Problem details: Give the number of lines below that hold the string "false", and nothing more.

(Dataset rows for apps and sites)
========
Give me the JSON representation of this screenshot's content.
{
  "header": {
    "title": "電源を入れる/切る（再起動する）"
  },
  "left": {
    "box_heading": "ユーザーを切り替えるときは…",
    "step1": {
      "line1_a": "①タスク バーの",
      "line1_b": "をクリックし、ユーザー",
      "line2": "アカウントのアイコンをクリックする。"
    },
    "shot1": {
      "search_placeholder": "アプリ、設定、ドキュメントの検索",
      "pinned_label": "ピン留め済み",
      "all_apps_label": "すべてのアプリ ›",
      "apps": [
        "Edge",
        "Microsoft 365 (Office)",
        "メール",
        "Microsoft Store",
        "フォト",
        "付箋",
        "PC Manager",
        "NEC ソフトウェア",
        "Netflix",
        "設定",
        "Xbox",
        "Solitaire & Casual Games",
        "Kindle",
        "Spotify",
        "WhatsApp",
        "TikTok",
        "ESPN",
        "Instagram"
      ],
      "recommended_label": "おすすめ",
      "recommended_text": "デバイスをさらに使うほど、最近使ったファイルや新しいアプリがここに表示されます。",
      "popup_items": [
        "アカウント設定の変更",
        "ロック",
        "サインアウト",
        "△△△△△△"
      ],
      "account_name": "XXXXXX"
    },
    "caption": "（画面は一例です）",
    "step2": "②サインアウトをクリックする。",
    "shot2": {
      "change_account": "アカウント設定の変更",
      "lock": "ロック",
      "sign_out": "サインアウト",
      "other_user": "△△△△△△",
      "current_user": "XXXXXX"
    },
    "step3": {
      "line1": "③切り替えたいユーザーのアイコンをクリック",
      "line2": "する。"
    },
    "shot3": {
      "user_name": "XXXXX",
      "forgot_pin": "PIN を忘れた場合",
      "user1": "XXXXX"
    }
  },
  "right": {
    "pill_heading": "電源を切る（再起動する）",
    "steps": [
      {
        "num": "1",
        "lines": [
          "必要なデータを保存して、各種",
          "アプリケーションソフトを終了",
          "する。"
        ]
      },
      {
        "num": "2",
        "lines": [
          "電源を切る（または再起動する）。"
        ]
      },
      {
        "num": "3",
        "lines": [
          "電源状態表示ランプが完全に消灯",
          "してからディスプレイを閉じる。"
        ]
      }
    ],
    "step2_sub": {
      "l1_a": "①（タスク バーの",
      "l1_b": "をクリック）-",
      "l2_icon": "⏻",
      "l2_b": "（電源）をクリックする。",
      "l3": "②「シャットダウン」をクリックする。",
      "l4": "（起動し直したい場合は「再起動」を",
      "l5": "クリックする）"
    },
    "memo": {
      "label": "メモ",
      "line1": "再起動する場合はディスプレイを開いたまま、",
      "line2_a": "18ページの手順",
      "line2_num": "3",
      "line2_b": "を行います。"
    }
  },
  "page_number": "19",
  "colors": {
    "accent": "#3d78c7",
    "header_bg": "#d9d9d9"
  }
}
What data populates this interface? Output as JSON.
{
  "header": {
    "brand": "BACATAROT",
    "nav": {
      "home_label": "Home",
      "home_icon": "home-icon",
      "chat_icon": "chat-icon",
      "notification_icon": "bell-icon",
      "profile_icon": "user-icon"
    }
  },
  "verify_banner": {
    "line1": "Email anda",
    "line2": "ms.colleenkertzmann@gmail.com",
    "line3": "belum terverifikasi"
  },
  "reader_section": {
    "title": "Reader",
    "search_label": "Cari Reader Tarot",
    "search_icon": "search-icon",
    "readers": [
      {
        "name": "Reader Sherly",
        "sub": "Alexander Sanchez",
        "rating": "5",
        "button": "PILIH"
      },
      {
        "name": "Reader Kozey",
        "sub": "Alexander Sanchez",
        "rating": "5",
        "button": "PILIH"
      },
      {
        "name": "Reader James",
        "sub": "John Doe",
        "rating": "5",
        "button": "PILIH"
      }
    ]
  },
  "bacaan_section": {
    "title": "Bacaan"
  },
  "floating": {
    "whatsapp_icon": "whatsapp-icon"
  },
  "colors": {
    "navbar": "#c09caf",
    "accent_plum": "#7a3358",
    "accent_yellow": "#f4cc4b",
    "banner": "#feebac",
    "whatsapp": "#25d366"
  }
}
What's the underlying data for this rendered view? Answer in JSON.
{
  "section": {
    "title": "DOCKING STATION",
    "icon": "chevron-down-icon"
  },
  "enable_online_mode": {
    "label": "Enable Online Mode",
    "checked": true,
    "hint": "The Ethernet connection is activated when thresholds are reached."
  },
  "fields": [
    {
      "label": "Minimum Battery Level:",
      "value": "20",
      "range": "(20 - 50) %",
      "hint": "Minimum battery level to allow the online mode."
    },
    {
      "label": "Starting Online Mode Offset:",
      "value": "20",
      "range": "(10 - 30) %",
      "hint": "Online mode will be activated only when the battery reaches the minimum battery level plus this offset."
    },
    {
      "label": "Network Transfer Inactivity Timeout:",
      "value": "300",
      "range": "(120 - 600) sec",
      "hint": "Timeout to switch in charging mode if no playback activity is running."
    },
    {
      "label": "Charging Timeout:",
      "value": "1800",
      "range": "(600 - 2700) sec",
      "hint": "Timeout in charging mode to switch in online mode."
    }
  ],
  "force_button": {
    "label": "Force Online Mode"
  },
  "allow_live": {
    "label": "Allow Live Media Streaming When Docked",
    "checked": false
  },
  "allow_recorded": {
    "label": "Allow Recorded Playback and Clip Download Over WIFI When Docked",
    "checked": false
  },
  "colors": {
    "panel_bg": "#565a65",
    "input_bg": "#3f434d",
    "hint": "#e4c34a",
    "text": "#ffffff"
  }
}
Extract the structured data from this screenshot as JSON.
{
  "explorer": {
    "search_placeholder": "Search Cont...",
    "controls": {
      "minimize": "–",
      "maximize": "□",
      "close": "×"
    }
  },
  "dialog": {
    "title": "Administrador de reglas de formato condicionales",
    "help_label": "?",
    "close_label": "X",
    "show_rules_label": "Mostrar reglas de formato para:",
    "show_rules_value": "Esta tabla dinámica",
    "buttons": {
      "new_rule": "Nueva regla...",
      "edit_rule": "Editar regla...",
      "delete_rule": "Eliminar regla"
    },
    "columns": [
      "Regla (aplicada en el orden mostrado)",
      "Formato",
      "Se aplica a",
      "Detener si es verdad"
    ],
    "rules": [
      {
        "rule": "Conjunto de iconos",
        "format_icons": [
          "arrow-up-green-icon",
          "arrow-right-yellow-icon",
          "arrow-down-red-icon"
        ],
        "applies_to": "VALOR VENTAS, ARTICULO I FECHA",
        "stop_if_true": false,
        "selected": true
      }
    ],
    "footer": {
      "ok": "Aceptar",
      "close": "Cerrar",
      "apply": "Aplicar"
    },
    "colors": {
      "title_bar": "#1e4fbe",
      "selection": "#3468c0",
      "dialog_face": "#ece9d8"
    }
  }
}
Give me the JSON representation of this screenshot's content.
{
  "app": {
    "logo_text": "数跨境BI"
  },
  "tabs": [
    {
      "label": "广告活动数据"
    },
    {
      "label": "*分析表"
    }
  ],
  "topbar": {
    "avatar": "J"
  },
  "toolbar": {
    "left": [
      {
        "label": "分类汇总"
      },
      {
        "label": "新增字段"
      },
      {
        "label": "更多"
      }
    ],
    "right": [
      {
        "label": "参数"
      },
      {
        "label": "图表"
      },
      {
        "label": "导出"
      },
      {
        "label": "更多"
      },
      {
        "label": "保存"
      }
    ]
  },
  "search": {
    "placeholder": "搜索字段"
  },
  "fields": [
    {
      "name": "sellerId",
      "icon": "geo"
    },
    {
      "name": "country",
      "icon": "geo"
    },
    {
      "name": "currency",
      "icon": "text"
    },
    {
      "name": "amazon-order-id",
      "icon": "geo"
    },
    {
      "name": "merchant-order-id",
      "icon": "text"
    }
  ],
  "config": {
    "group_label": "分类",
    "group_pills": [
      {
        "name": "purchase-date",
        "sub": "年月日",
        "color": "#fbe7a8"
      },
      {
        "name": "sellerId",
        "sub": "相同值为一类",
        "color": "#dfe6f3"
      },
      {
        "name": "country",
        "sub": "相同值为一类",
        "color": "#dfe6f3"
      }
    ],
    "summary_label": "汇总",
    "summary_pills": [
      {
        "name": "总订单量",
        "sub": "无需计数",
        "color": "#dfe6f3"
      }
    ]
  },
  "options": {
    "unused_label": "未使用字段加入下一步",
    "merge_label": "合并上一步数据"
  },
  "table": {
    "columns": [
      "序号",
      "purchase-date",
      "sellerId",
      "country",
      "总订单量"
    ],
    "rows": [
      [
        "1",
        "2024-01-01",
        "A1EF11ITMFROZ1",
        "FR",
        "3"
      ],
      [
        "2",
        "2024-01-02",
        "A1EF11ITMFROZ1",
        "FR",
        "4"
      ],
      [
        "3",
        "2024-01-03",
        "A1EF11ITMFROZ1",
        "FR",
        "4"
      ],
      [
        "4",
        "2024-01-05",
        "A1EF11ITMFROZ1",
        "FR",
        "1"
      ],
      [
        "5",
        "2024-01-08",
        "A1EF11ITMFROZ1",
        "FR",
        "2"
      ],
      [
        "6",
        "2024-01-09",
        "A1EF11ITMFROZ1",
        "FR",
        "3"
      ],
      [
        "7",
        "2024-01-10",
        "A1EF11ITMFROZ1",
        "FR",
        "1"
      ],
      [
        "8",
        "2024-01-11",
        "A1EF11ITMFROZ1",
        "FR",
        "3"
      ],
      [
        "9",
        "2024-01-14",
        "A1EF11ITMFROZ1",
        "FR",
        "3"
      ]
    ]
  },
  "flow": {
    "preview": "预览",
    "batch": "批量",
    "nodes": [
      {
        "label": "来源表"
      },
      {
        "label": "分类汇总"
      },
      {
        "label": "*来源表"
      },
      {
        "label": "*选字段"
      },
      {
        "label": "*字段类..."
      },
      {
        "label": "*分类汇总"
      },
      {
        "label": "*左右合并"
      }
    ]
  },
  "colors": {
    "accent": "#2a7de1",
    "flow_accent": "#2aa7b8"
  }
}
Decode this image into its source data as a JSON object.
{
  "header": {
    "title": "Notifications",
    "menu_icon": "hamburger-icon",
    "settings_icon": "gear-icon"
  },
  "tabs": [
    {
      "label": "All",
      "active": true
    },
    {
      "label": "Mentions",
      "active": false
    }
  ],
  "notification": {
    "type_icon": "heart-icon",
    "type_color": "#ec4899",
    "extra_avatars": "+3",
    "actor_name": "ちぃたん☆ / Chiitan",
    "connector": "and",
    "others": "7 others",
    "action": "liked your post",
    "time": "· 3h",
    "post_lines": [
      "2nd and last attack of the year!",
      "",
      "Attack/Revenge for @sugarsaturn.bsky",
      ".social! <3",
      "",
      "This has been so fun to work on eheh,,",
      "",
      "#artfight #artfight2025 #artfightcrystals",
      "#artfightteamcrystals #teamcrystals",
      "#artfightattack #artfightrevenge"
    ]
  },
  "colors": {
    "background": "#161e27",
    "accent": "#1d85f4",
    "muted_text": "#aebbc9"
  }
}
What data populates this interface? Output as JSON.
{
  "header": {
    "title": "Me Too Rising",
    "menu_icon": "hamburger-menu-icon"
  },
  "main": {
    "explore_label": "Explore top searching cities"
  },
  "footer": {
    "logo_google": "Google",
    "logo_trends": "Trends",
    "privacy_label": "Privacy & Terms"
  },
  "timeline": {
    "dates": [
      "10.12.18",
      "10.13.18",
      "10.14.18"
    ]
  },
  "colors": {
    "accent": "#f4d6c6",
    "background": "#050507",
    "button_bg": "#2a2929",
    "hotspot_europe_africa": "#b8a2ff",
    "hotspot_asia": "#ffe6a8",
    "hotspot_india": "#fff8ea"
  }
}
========
Response area: 4